Family Law Blog post: Your Divorce Will Not Look Like that of Brad Pitt and Angelina Jolie

The following post was written over one year ago. Laws often change and recent case decisions may impact how the law is applied. As such, the information in this article may not be current. We encourage you to contact our firm for information on this particular article and to make sure the analysis is still up-to-date.

By: Bonnie C. Frost, Esq.

When parties divorce, if they cannot come to an agreement themselves as to how to divide their property, the courts will divide it for them. New Jersey is an equitable distribution state, which means that assets which were acquired during the course of a marriage will be divided in a manner that is fair and equitable. California is a community property state, which means that everything that was acquired during the course of a marriage will be divided equally. So, when you see the headline that the Pitt-Jolie marital estate totals $500 million, if a court were called upon to divide it, each party would walk away with $250 million, either in cash or in property.

There are only nine community property states in the country – Arizona, California, Idaho, Louisiana, Nevada, New Mexico, Texas, Washington, and Wisconsin.

In divorce cases in community property states, the primary focus is on ascertaining what property has been acquired during the course of the marriage and on determining the value of that property.  The property will then be divided equally. In New Jersey, the same inquiry exists, except that when it comes to the allocation of property, the division is not always equal.

For example, gifts and inheritances one spouse receives are not subject to equitable distribution upon divorce if they are kept separate from the assets of the other spouse. If inherited assets are put into assets in joint names, however, the inherited assets would lose their separate character as they have then become a gift between spouses, which are subject to equitable distribution.  Assets which were acquired prior to the date of the marriage are also not subject to equitable distribution, unless a spouse’s actions have enhanced the value of the asset during the marriage.

For example, if one spouse inherited $250,000 during the marriage and then put it into an asset in joint names such as a house at the shore, the shore house would not be divided equally between the parties, even though it is in joint names. Rather, there would be some other disproportionate distribution of the value of the home to avoid an inheritance from one spouse’s parents going to the other spouse. Ask yourself this question – would my mother or father want his or her money going to this person who I am now divorcing? Probably not.

The passage of time can change the fairness of that scenario, however. If the $250,000 inheritance was placed in the shore home, in joint names, 20 years prior to divorce, any disproportionate distribution may have evaporated. The assumption would be that the other spouse has contributed to the increase in the value of the home by pooling income which was used to pay the mortgage interest and taxes or to renovate and upgrade the home over those 20 years.

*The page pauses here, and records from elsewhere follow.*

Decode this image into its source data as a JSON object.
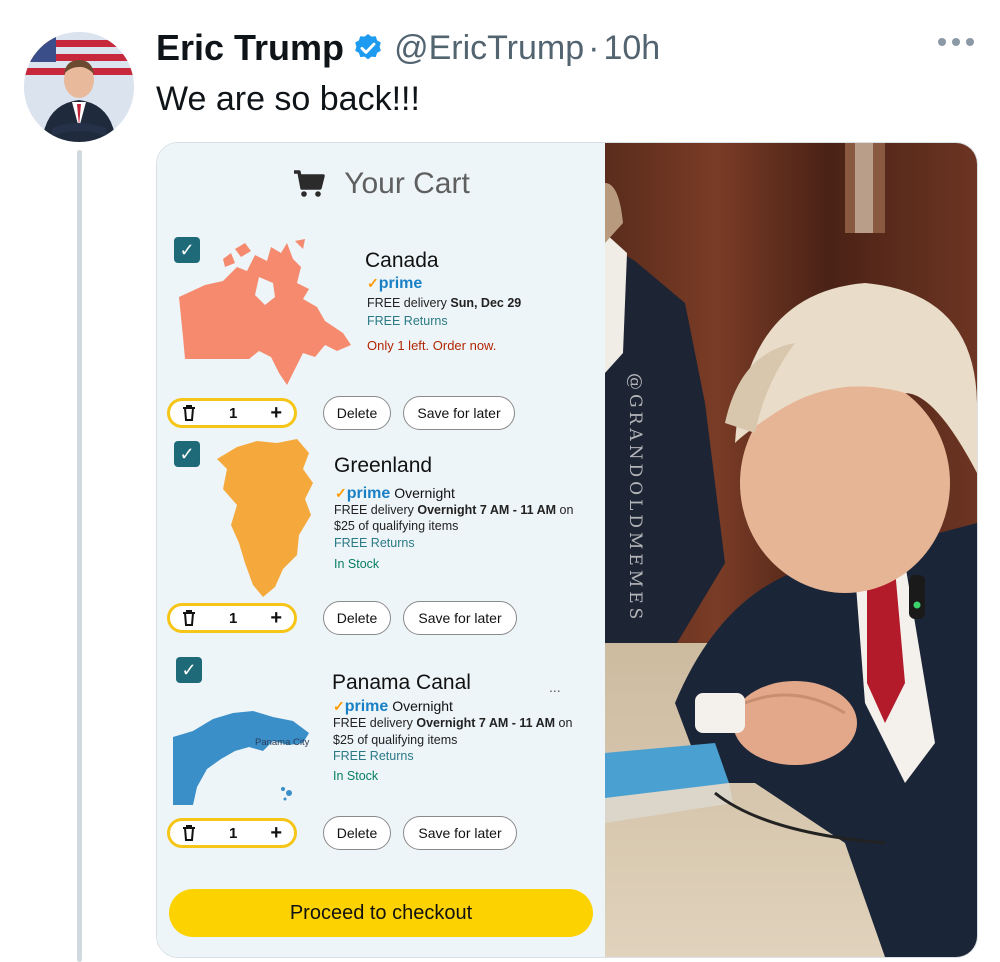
{
  "tweet": {
    "author_name": "Eric Trump",
    "handle": "@EricTrump",
    "separator": "·",
    "time": "10h",
    "text": "We are so back!!!",
    "verified_icon": "verified-badge-icon",
    "more_icon": "more-dots-icon"
  },
  "cart": {
    "title": "Your Cart",
    "cart_icon": "shopping-cart-icon",
    "items": [
      {
        "name": "Canada",
        "prime_label": "prime",
        "prime_suffix": "",
        "delivery_prefix": "FREE delivery ",
        "delivery_bold": "Sun, Dec 29",
        "delivery_suffix": "",
        "qualifying": "",
        "returns": "FREE Returns",
        "status": "Only 1 left. Order now.",
        "status_type": "low-stock",
        "quantity": "1",
        "delete_label": "Delete",
        "save_label": "Save for later",
        "map": "canada-map"
      },
      {
        "name": "Greenland",
        "prime_label": "prime",
        "prime_suffix": "Overnight",
        "delivery_prefix": "FREE delivery ",
        "delivery_bold": "Overnight 7 AM - 11 AM",
        "delivery_suffix": " on",
        "qualifying": "$25 of qualifying items",
        "returns": "FREE Returns",
        "status": "In Stock",
        "status_type": "in-stock",
        "quantity": "1",
        "delete_label": "Delete",
        "save_label": "Save for later",
        "map": "greenland-map"
      },
      {
        "name": "Panama Canal",
        "prime_label": "prime",
        "prime_suffix": "Overnight",
        "delivery_prefix": "FREE delivery ",
        "delivery_bold": "Overnight 7 AM - 11 AM",
        "delivery_suffix": " on",
        "qualifying": "$25 of qualifying items",
        "returns": "FREE Returns",
        "status": "In Stock",
        "status_type": "in-stock",
        "quantity": "1",
        "delete_label": "Delete",
        "save_label": "Save for later",
        "map": "panama-map",
        "map_label": "Panama City",
        "more_label": "..."
      }
    ],
    "checkout_label": "Proceed to checkout",
    "checkbox_mark": "✓",
    "trash_icon": "trash-icon",
    "plus_icon": "plus-icon"
  },
  "photo": {
    "watermark": "@GRANDOLDMEMES"
  },
  "colors": {
    "checkbox": "#1e6a78",
    "qty_border": "#f5c518",
    "checkout": "#fcd200",
    "prime_blue": "#1a80c6",
    "prime_check": "#ff9900",
    "canada_map": "#f58a6e",
    "greenland_map": "#f5a83c",
    "panama_map": "#3a8fc9"
  }
}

What about a person who owns her own business and the other spouse goes out to work at a job or stays home and cares for the children? The business has value. But how should it be allocated?  Equally or disproportionately? The answer will vary in every case as the facts in every case will vary. More often than not, however, the spouse who has not been working at the business will not receive the same percentage share of the business as the owner.

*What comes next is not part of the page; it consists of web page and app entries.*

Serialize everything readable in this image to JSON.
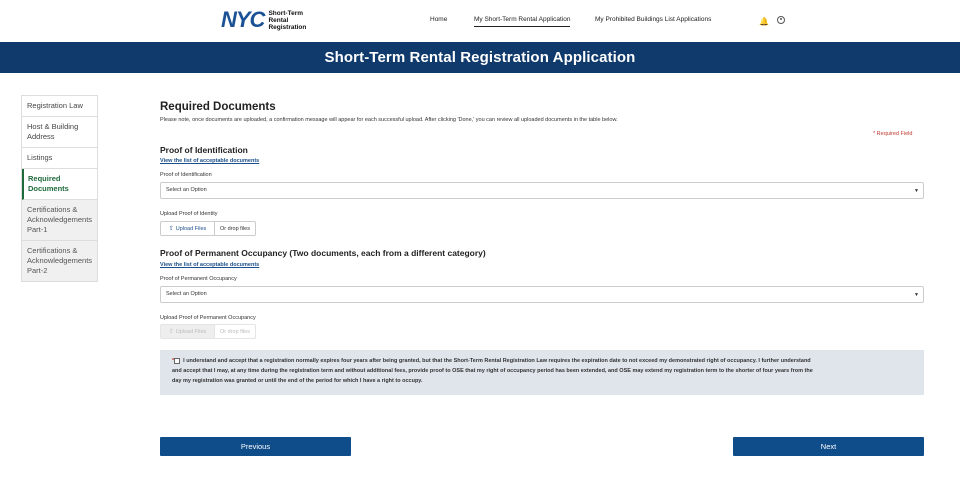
{
  "header": {
    "logo_mark": "NYC",
    "logo_line1": "Short-Term",
    "logo_line2": "Rental",
    "logo_line3": "Registration",
    "nav": [
      "Home",
      "My Short-Term Rental Application",
      "My Prohibited Buildings List Applications"
    ],
    "icons": [
      "bell-icon",
      "user-icon"
    ]
  },
  "banner": {
    "title": "Short-Term Rental Registration Application"
  },
  "sidebar": {
    "items": [
      {
        "label": "Registration Law"
      },
      {
        "label": "Host & Building Address"
      },
      {
        "label": "Listings"
      },
      {
        "label": "Required Documents"
      },
      {
        "label": "Certifications & Acknowledgements Part-1"
      },
      {
        "label": "Certifications & Acknowledgements Part-2"
      }
    ]
  },
  "main": {
    "title": "Required Documents",
    "intro": "Please note, once documents are uploaded, a confirmation message will appear for each successful upload. After clicking 'Done,' you can review all uploaded documents in the table below.",
    "required_note": "*  Required Field",
    "identity": {
      "title": "Proof of Identification",
      "link": "View the list of acceptable documents",
      "select_label": "Proof of Identification",
      "select_value": "Select an Option",
      "upload_label": "Upload Proof of Identity",
      "upload_button": "Upload Files",
      "drop_text": "Or drop files"
    },
    "occupancy": {
      "title": "Proof of Permanent Occupancy (Two documents, each from a different category)",
      "link": "View the list of acceptable documents",
      "select_label": "Proof of Permanent Occupancy",
      "select_value": "Select an Option",
      "upload_label": "Upload Proof of Permanent Occupancy",
      "upload_button": "Upload Files",
      "drop_text": "Or drop files"
    },
    "acknowledgement": {
      "star": "*",
      "line1": "I understand and accept that a registration normally expires four years after being granted, but that the Short-Term Rental Registration Law requires the expiration date to not exceed my demonstrated right of occupancy. I further understand",
      "line2": "and accept that I may, at any time during the registration term and without additional fees, provide proof to OSE that my right of occupancy period has been extended, and OSE may extend my registration term to the shorter of four years from the",
      "line3": "day my registration was granted or until the end of the period for which I have a right to occupy."
    }
  },
  "footer": {
    "previous": "Previous",
    "next": "Next"
  }
}
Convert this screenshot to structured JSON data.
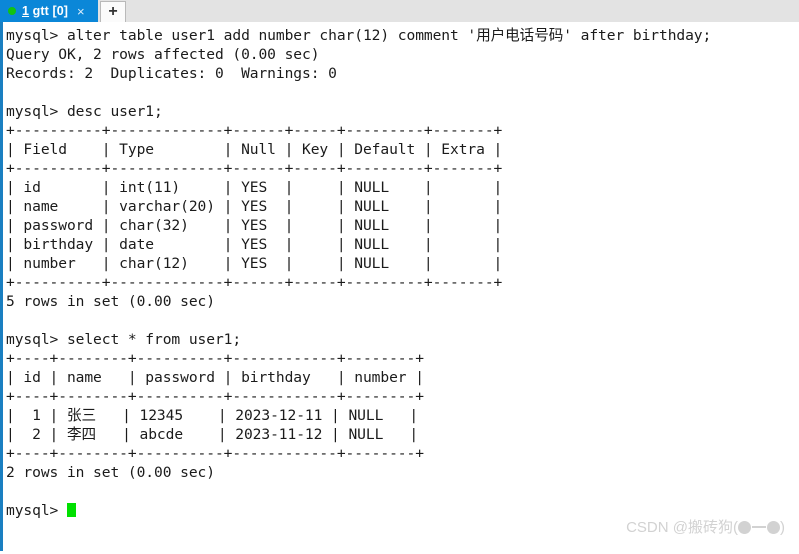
{
  "window": {
    "accent_color": "#0b87d8",
    "tabbar_bg": "#e3e3e3",
    "terminal_bg": "#ffffff",
    "terminal_fg": "#1b1b1b",
    "cursor_color": "#00e000",
    "status_dot_color": "#12c312"
  },
  "tabbar": {
    "tab": {
      "accel": "1",
      "label_rest": " gtt [0]",
      "full_label": "1 gtt [0]",
      "close_label": "×",
      "status_dot": "connected"
    },
    "new_tab_label": "+"
  },
  "terminal": {
    "prompt": "mysql>",
    "lines": [
      "mysql> alter table user1 add number char(12) comment '用户电话号码' after birthday;",
      "Query OK, 2 rows affected (0.00 sec)",
      "Records: 2  Duplicates: 0  Warnings: 0",
      "",
      "mysql> desc user1;",
      "+----------+-------------+------+-----+---------+-------+",
      "| Field    | Type        | Null | Key | Default | Extra |",
      "+----------+-------------+------+-----+---------+-------+",
      "| id       | int(11)     | YES  |     | NULL    |       |",
      "| name     | varchar(20) | YES  |     | NULL    |       |",
      "| password | char(32)    | YES  |     | NULL    |       |",
      "| birthday | date        | YES  |     | NULL    |       |",
      "| number   | char(12)    | YES  |     | NULL    |       |",
      "+----------+-------------+------+-----+---------+-------+",
      "5 rows in set (0.00 sec)",
      "",
      "mysql> select * from user1;",
      "+----+--------+----------+------------+--------+",
      "| id | name   | password | birthday   | number |",
      "+----+--------+----------+------------+--------+",
      "|  1 | 张三   | 12345    | 2023-12-11 | NULL   |",
      "|  2 | 李四   | abcde    | 2023-11-12 | NULL   |",
      "+----+--------+----------+------------+--------+",
      "2 rows in set (0.00 sec)",
      ""
    ],
    "final_prompt": "mysql> ",
    "commands": [
      "alter table user1 add number char(12) comment '用户电话号码' after birthday;",
      "desc user1;",
      "select * from user1;"
    ],
    "desc_table": {
      "headers": [
        "Field",
        "Type",
        "Null",
        "Key",
        "Default",
        "Extra"
      ],
      "rows": [
        [
          "id",
          "int(11)",
          "YES",
          "",
          "NULL",
          ""
        ],
        [
          "name",
          "varchar(20)",
          "YES",
          "",
          "NULL",
          ""
        ],
        [
          "password",
          "char(32)",
          "YES",
          "",
          "NULL",
          ""
        ],
        [
          "birthday",
          "date",
          "YES",
          "",
          "NULL",
          ""
        ],
        [
          "number",
          "char(12)",
          "YES",
          "",
          "NULL",
          ""
        ]
      ],
      "footer": "5 rows in set (0.00 sec)"
    },
    "select_table": {
      "headers": [
        "id",
        "name",
        "password",
        "birthday",
        "number"
      ],
      "rows": [
        [
          "1",
          "张三",
          "12345",
          "2023-12-11",
          "NULL"
        ],
        [
          "2",
          "李四",
          "abcde",
          "2023-11-12",
          "NULL"
        ]
      ],
      "footer": "2 rows in set (0.00 sec)"
    },
    "messages": [
      "Query OK, 2 rows affected (0.00 sec)",
      "Records: 2  Duplicates: 0  Warnings: 0"
    ]
  },
  "watermark": {
    "prefix": "CSDN @搬砖狗("
  }
}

Dividing assets upon divorce between spouses looks different in just about every state of the union as a result of a state laws or as a result of precedents set by cases which have been decided by interpreting those laws.

In New Jersey, the court must always look at what is fair, equitable and just when it defines the allocation of an asset. This does not always mean a 50/50 split.